Mayor Bill de Blasio wants to know the race and gender of every employee of New York City’s cultural institutions. He has not been clear on why he wants this information, or what he plans to do with it. He is clear, however, that organizations that do not comply with the request will no longer be eligible for municipal funding.
According to the Department of Cultural Affairs (DCLA), the goal of the mandatory survey is to “better indicate where cultural organizations succeed and where they struggle with the inclusion of underrepresented groups.” The specific groups cited are people of color, women, the disabled, and the foreign-born.
The murky purpose behind this effort is troubling. Though he is careful not to say so, it is clear that the mayor intends to use these data to encourage and reward institutions that share his views on diversity in the arts. The problem with this is that there is no consensus in the artistic and cultural community as to what diversity should look like, much less how it should be achieved.
For city agencies to bully cultural organizations with threats of defunding is not the way to increase female and minority participation in the cultural workforce. And it is entirely unclear what levels of participation would satisfy the mayor’s multicultural zeal. The DCLA points out, for example, that 40 percent of the city’s population is foreign-born. Does this mean 40 percent of cultural employees should be foreign-born? That would certainly have quite an impact on the work produced in the country’s cultural capital.
There is likely no industry that expends more time and energy on the question of diversity than the arts. The idea that the old, white elders from Footloose are barring minority participation in arts and culture is absurd. Arts administrators are extremely focused on this issue. The challenge has been that the fine arts (those that take government money directly) attract overwhelmingly white audiences.
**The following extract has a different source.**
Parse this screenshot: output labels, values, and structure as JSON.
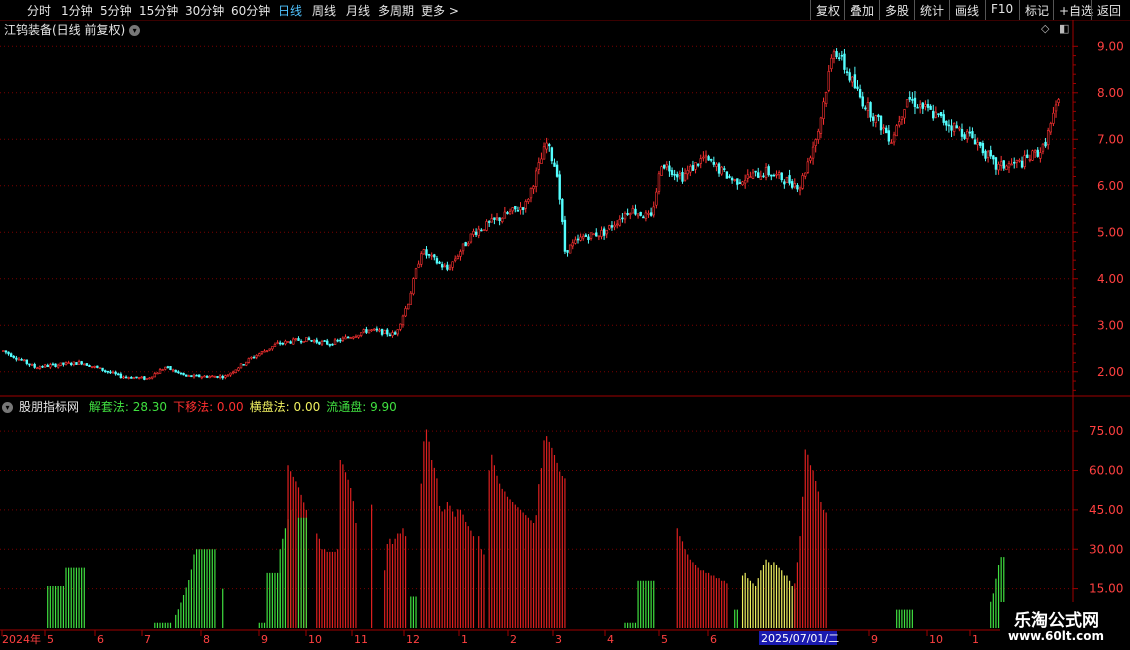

Forcing cultural institutions into minority hiring and programming is not likely to change the fact that it’s mostly white people who attend the ballet and opera.
#share#Frankly, even if this cultural affirmative action could turn the New York Philharmonic and its patrons into a Benetton ad, it would still be an outrageous government intervention. Artists and arts organizations exist in no small measure to challenge society. Any attempt by the state to force values and practices on the arts would undermine the freedom of artistic expression. The last thing we should ever want is a government that punishes the creators and producers of cultural content who do not hew closely enough to its moral preferences du jour.
The attempt by the government to strong-arm artists into compliance with progressive ideology on diversity is sadly not limited to the Big Apple’s socialist mayor. Recently the federal Equal Employment Opportunity Commission announced an upcoming investigation into the lack of women directors in film and television. Nobody is alleging that film and TV producers are engaged in a conscious effort to keep women from directing. The federal government simply doesn’t like the results of the free market in Hollywood.
#related#Well, too bad. Maybe more minorities should write for The New Republic, or appear on MSNBC, but we aren’t calling for those outlets to be punished. Why not? Why shouldn’t journalism be next? Why shouldn’t the government compel all media outlets to have staff and contributors that mirror the demographic diversity of the country? The answer, enshrined in the First Amendment, is that we don’t live in a nation where the government decides whose ideas we are allowed to consume.
If Mayor de Blasio wants to help minorities succeed in the arts he should focus on education and infrastructure. The city is full of artists of every identity group who want space to work, but instead of creating such space, the city squanders its resources on very white, very wealthy producing and presenting organizations. Encouraging tokenism in the elite world of nonprofit art is not an answer. It is a cop-out.
It is important for artists, and for all of us, to reject these government inquisitions into our arts and culture. Put simply, artistic content, which is what the employees of cultural institutions create or present, is none of the government’s business. The mayor would do well to abandon this policy and leave artistic expression to the artists.
— David Marcus is a senior contributor to The Federalist. He is also the artistic director of Blue Box World, a Brooklyn-based theater project.